|the two presses in the back are the oldest in the world|
|a bilingual printed text|
In graduate school I learned a lot of things about the printing process, and the sale and importance of books in the time of Shakespeare. We folded up paper into quartos and sixteenmos, listened to Tiffany Stern talk about how the paper props were likely given separately from the rest of the script to the printers. We became familiar with secretary hand, got to know different printers and their particular stamps on their pages, we even had a project where we had to write a paper making sense out of all the books sold alongside a Shakespeare play at a bookstand in London in a given year, all things we can do with even a small library, thanks to the powers of the internet, and a few good resources. I wrote my MFA thesis about the power of books, paper and stories in their world and in ours.
|uncut pages with editing marks in the margins|

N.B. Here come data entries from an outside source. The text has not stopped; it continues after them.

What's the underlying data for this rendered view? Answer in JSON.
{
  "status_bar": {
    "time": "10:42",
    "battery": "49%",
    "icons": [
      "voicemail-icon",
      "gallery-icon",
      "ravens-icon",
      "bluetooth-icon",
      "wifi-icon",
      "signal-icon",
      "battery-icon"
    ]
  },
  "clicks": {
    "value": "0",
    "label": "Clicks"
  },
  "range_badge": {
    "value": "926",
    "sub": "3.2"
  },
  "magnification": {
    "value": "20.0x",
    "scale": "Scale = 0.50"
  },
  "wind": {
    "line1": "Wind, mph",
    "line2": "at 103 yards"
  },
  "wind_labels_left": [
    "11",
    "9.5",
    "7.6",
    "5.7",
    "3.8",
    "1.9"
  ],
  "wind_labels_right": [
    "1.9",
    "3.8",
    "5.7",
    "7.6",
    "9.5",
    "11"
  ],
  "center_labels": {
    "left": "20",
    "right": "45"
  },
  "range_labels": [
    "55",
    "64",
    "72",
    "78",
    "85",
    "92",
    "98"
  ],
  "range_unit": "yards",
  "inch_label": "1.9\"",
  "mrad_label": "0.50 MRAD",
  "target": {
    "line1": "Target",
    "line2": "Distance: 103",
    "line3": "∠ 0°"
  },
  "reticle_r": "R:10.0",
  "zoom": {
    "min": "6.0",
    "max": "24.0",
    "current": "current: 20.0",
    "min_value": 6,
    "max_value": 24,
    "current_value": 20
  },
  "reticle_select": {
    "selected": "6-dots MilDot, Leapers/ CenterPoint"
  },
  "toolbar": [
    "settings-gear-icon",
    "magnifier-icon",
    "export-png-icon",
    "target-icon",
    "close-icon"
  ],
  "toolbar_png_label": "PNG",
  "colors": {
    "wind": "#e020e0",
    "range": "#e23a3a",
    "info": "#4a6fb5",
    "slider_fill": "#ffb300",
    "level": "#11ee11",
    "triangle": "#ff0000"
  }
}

As you walk from room to room, you enter various places of work. There's the type room (where the type is, to this day stored in careful boxes) and the room for the setting of the type, and a full of presses. The room for the editing (big boothed table by large windows for the light), the shop where the books were sold, the foundry where the type was made, and no end of beautiful libraries. You can pour over books in Dutch, books in English, books in Latin or Greek, or printed Arabic scripts. Beautiful manuscript volumes, tall, narrow account books, a five language bible in many volumes, and giant atlases. This printing house put out some of the earliest of illustrated scientific works covering anatomy, botany, astronomy all studied like never before. It wasn't just the printing presses they own, including the two oldest presses in the world, it seeing all those tools for every piece of every task, which was just astonishing. The process seems so careful, so meticulous, with so many pairs of hands involved from start to finish.
Today's tools are so much more complex, and yet also so user friendly that even though I haven't any clear idea about the workings of my computer or even of this website, things are set up so that I can click the "publish" button whenever I choose. It makes me wonder, where is craftsmanship in online writing? Does it lie wholly in the writing style? And how to the material objects used to read text today (my computer screen, or a smart phone or whatever) affect the material read? What about laying text in a blogpost? Do people have more or less control over their words now? How does range of readership affect these questions? In the last week I've had more pageviews on my blog from the Ukraine than from the US, and I am very curious: who are you readers in the Ukraine? What do you find interesting in my writing? And to anyone reading, what do you find compelling about books? About the act of reading? It's been nearly a month and I am still wondering.